## Exercise
Emit all the data exactly as provided.

╔══

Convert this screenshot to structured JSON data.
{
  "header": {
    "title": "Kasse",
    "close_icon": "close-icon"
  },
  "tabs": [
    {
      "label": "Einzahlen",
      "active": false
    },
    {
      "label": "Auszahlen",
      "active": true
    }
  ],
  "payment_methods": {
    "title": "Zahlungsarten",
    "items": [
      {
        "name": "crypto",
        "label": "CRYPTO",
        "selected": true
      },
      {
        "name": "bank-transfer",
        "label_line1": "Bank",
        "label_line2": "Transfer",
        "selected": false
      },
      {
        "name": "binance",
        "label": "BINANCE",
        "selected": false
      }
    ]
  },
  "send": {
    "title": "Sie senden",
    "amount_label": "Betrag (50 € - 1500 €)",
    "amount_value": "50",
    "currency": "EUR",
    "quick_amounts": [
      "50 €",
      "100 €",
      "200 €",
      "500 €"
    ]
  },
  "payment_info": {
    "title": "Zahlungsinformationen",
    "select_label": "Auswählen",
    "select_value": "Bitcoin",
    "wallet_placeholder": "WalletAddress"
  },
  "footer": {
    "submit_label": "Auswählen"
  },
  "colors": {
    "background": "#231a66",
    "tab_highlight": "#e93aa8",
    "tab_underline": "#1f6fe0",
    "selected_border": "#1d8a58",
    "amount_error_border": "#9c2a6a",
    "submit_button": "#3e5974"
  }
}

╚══

## Written reply
Convert this screenshot to structured JSON data.
{
  "header": {
    "title": "Kasse",
    "close_icon": "close-icon"
  },
  "tabs": [
    {
      "label": "Einzahlen",
      "active": false
    },
    {
      "label": "Auszahlen",
      "active": true
    }
  ],
  "payment_methods": {
    "title": "Zahlungsarten",
    "items": [
      {
        "name": "crypto",
        "label": "CRYPTO",
        "selected": true
      },
      {
        "name": "bank-transfer",
        "label_line1": "Bank",
        "label_line2": "Transfer",
        "selected": false
      },
      {
        "name": "binance",
        "label": "BINANCE",
        "selected": false
      }
    ]
  },
  "send": {
    "title": "Sie senden",
    "amount_label": "Betrag (50 € - 1500 €)",
    "amount_value": "50",
    "currency": "EUR",
    "quick_amounts": [
      "50 €",
      "100 €",
      "200 €",
      "500 €"
    ]
  },
  "payment_info": {
    "title": "Zahlungsinformationen",
    "select_label": "Auswählen",
    "select_value": "Bitcoin",
    "wallet_placeholder": "WalletAddress"
  },
  "footer": {
    "submit_label": "Auswählen"
  },
  "colors": {
    "background": "#231a66",
    "tab_highlight": "#e93aa8",
    "tab_underline": "#1f6fe0",
    "selected_border": "#1d8a58",
    "amount_error_border": "#9c2a6a",
    "submit_button": "#3e5974"
  }
}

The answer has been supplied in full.